What is the number of lines in the entries that include the word "circuit"? Respond with the number only.
◆ ◆ ◆
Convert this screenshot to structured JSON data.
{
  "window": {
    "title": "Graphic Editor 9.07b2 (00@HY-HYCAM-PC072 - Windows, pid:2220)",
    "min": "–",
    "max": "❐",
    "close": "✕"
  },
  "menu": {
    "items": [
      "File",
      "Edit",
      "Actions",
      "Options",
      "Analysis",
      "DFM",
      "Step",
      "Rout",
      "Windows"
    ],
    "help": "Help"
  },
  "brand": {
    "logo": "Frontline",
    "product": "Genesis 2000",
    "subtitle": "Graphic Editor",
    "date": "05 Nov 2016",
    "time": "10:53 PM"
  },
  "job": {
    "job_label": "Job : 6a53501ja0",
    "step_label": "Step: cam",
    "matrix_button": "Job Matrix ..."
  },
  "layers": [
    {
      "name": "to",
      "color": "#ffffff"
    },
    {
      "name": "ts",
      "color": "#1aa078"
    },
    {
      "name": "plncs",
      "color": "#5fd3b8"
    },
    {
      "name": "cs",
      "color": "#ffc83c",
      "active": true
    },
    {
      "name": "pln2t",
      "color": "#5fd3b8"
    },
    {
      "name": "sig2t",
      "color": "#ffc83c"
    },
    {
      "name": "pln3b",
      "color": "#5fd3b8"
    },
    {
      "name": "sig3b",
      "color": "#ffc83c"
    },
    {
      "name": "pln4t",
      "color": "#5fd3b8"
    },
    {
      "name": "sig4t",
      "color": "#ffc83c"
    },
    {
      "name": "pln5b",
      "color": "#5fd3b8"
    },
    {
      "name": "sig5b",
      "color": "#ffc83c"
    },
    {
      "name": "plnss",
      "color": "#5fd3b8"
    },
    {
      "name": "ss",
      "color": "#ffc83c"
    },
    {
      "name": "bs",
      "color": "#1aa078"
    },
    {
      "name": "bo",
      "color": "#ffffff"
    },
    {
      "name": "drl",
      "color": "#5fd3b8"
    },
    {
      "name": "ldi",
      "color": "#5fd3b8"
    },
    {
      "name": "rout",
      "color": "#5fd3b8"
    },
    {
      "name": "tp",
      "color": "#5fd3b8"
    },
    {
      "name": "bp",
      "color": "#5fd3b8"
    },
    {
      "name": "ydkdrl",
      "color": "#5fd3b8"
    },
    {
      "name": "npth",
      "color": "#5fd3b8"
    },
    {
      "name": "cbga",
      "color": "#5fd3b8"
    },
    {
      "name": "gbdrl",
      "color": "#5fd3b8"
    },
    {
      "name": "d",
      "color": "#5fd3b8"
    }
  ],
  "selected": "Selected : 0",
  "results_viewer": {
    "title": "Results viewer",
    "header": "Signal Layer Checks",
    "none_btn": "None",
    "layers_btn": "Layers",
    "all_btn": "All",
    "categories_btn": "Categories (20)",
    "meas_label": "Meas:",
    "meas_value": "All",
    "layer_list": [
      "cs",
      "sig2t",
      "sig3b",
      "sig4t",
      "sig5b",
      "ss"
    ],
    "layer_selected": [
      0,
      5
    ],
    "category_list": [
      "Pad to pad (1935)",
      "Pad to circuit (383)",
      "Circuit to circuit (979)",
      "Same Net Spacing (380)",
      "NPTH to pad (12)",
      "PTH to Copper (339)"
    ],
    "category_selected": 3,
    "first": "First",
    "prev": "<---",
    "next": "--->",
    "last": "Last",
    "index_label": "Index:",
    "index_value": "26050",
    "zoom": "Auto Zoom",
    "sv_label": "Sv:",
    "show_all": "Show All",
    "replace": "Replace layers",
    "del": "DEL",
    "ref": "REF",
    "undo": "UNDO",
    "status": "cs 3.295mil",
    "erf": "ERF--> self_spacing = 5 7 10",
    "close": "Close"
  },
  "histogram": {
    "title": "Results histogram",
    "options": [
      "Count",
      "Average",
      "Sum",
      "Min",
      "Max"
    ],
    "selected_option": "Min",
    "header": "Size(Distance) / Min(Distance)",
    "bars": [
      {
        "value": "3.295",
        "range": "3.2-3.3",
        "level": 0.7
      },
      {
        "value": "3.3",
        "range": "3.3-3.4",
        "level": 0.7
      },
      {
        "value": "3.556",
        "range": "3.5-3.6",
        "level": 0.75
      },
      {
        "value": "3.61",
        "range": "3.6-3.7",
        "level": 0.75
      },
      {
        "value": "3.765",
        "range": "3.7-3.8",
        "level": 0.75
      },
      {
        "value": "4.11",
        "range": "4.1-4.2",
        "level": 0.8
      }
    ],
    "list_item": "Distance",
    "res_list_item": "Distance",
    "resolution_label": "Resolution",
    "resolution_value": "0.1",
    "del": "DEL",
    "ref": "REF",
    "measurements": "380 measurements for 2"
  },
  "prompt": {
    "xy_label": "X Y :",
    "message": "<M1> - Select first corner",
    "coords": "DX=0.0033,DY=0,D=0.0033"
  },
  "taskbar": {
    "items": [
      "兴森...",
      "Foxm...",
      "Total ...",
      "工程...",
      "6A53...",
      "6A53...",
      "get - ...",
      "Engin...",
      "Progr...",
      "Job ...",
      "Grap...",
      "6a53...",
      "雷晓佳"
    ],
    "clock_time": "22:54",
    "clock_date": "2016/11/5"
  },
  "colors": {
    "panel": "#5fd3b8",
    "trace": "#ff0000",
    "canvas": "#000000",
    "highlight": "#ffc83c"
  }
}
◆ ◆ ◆
● **ANSWER BOX**: 2